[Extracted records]
***

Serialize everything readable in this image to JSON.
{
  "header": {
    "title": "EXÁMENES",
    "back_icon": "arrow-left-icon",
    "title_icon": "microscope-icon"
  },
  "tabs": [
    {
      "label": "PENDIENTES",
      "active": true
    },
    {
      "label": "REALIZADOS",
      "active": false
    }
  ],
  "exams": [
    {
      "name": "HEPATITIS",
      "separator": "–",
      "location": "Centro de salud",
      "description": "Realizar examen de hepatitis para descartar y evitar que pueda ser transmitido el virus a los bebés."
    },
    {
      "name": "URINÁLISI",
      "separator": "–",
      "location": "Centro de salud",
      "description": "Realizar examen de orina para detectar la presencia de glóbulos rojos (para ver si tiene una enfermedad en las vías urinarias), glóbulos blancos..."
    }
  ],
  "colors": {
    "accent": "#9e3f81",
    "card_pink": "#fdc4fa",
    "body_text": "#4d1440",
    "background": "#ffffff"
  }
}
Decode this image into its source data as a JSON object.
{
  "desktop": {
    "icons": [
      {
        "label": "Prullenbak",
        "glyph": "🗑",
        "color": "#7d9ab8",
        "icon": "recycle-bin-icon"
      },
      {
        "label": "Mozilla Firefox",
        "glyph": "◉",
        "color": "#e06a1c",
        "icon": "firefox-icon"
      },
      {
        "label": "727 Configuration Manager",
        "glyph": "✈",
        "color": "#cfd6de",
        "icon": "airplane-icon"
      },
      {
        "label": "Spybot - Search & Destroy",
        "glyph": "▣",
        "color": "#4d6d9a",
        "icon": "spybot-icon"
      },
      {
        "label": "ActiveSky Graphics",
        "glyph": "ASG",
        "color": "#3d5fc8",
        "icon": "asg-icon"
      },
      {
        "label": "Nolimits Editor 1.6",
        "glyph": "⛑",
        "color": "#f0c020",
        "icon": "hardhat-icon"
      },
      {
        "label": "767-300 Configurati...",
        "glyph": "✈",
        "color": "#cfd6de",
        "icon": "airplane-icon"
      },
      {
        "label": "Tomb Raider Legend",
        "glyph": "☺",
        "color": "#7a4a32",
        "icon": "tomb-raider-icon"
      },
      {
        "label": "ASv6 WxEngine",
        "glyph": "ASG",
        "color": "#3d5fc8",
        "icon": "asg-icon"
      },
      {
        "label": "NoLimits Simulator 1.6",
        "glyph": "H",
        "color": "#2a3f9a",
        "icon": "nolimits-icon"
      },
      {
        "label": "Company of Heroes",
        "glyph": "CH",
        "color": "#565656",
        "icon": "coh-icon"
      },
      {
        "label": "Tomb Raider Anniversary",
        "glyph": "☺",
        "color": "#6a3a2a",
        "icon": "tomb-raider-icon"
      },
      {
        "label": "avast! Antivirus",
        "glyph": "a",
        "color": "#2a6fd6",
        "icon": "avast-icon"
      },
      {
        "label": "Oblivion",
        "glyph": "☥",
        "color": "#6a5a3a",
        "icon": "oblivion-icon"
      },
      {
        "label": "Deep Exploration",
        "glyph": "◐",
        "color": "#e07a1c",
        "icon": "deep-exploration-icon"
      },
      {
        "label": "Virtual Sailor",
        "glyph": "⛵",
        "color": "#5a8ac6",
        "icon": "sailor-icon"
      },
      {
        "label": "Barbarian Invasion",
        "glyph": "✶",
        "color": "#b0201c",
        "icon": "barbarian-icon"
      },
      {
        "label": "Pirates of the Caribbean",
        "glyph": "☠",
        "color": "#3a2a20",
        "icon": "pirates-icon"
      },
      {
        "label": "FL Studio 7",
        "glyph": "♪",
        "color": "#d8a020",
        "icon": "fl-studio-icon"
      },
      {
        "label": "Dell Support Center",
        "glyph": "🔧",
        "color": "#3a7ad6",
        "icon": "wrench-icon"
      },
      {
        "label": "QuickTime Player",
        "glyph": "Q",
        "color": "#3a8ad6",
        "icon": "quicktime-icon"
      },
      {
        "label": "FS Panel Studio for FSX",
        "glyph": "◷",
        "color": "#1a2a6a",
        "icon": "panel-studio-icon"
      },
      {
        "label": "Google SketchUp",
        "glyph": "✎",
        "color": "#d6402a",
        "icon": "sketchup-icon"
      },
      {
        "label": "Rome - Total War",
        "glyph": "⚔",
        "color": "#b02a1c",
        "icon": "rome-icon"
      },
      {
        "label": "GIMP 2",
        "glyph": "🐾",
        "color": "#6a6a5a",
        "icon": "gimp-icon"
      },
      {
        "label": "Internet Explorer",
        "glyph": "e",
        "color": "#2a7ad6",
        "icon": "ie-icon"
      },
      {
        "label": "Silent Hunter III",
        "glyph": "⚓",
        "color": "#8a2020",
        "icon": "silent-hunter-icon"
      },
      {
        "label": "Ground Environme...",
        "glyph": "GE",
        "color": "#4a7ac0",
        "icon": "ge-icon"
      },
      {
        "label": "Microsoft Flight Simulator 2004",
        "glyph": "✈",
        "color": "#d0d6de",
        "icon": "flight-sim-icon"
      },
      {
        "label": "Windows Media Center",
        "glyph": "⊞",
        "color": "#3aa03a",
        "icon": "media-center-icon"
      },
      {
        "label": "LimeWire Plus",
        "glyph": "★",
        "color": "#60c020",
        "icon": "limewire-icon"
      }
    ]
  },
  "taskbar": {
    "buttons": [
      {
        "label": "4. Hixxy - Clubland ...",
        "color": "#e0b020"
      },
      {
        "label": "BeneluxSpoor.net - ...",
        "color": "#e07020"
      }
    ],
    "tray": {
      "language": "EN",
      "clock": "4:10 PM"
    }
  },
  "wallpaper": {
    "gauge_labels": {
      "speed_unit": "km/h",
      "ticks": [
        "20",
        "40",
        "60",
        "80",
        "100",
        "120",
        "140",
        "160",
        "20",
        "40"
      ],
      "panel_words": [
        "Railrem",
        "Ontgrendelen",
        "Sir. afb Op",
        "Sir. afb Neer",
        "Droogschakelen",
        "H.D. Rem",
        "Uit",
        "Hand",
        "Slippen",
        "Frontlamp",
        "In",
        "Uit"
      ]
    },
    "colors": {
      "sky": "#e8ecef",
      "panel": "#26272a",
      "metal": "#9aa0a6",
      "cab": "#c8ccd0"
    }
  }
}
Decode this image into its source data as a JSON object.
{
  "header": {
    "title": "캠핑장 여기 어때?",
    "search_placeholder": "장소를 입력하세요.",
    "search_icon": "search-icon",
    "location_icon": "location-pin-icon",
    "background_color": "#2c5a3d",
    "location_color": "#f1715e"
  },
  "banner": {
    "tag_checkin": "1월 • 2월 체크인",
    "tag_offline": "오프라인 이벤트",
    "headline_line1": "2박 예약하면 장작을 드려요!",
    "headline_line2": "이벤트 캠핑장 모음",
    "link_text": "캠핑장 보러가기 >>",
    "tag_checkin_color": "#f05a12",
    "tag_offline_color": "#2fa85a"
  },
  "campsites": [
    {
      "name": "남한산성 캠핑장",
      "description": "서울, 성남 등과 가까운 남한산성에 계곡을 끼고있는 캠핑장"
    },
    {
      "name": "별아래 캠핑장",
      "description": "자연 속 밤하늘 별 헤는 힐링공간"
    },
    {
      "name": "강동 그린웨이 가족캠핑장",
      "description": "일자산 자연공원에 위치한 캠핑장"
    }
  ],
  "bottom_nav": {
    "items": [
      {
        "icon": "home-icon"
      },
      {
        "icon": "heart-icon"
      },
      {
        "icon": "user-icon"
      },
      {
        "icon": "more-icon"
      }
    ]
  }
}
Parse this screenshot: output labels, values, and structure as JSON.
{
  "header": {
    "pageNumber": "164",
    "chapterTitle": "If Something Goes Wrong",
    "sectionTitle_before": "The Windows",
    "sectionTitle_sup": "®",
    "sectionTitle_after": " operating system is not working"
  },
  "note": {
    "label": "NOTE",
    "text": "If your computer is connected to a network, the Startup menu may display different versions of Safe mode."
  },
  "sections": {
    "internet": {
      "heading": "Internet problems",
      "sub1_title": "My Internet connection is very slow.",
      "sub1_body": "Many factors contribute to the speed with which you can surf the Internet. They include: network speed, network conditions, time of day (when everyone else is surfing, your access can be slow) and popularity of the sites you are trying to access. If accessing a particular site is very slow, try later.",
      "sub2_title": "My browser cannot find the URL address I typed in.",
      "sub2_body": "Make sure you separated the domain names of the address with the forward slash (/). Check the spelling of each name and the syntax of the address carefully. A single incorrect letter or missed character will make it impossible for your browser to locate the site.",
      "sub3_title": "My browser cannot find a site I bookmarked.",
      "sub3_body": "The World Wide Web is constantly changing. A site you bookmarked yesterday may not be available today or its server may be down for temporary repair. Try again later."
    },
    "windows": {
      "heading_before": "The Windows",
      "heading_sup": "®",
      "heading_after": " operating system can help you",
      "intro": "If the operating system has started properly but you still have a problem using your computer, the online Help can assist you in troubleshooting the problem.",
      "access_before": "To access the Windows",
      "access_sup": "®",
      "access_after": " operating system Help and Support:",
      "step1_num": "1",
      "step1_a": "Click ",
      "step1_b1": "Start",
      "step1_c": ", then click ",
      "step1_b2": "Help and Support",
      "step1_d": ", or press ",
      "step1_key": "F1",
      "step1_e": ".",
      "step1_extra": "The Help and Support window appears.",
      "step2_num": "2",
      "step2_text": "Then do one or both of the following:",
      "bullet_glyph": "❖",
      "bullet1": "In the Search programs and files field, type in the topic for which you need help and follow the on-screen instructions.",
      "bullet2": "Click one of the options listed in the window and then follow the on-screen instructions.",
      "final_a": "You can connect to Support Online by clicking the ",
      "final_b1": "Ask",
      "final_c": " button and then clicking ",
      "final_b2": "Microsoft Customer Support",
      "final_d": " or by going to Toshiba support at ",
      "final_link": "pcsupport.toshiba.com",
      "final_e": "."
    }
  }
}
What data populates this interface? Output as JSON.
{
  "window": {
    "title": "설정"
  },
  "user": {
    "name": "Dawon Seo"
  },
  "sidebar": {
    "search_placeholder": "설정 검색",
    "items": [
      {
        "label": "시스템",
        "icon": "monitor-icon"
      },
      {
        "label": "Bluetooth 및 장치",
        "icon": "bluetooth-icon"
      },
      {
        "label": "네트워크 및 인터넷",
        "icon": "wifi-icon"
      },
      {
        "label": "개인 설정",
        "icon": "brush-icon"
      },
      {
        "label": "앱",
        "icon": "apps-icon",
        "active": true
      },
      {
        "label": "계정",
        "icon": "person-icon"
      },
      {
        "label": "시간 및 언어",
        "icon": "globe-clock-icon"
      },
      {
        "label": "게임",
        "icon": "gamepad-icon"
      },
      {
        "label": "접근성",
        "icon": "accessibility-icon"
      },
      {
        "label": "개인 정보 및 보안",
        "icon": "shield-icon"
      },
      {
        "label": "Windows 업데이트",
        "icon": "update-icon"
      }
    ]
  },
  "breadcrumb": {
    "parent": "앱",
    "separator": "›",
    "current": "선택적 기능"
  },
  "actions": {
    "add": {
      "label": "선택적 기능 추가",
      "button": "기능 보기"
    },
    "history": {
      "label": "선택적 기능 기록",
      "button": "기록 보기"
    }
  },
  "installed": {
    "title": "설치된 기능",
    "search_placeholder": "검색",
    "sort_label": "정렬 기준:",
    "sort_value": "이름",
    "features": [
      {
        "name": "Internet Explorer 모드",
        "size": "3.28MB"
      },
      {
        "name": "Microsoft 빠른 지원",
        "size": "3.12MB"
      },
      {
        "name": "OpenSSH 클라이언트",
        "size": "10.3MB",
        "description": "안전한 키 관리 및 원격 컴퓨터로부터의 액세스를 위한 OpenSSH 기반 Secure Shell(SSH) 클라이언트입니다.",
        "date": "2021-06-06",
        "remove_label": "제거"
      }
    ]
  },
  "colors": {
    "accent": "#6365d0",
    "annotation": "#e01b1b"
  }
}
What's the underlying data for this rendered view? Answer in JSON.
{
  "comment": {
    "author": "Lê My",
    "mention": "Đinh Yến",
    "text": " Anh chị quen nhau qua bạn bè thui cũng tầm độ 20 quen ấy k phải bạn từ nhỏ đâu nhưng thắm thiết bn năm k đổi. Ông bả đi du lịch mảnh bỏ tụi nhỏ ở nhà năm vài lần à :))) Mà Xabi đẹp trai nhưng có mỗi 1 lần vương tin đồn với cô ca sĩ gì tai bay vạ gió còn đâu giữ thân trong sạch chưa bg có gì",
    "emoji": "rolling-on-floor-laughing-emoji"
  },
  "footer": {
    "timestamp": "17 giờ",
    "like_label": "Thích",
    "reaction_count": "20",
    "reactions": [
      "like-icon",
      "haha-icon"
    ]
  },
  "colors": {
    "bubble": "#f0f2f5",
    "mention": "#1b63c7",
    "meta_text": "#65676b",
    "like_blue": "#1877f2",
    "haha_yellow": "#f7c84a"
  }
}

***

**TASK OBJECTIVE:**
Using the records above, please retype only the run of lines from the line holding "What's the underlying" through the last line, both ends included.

**TASK RESPONSE:**
What's the underlying data for this rendered view? Answer in JSON.
{
  "comment": {
    "author": "Lê My",
    "mention": "Đinh Yến",
    "text": " Anh chị quen nhau qua bạn bè thui cũng tầm độ 20 quen ấy k phải bạn từ nhỏ đâu nhưng thắm thiết bn năm k đổi. Ông bả đi du lịch mảnh bỏ tụi nhỏ ở nhà năm vài lần à :))) Mà Xabi đẹp trai nhưng có mỗi 1 lần vương tin đồn với cô ca sĩ gì tai bay vạ gió còn đâu giữ thân trong sạch chưa bg có gì",
    "emoji": "rolling-on-floor-laughing-emoji"
  },
  "footer": {
    "timestamp": "17 giờ",
    "like_label": "Thích",
    "reaction_count": "20",
    "reactions": [
      "like-icon",
      "haha-icon"
    ]
  },
  "colors": {
    "bubble": "#f0f2f5",
    "mention": "#1b63c7",
    "meta_text": "#65676b",
    "like_blue": "#1877f2",
    "haha_yellow": "#f7c84a"
  }
}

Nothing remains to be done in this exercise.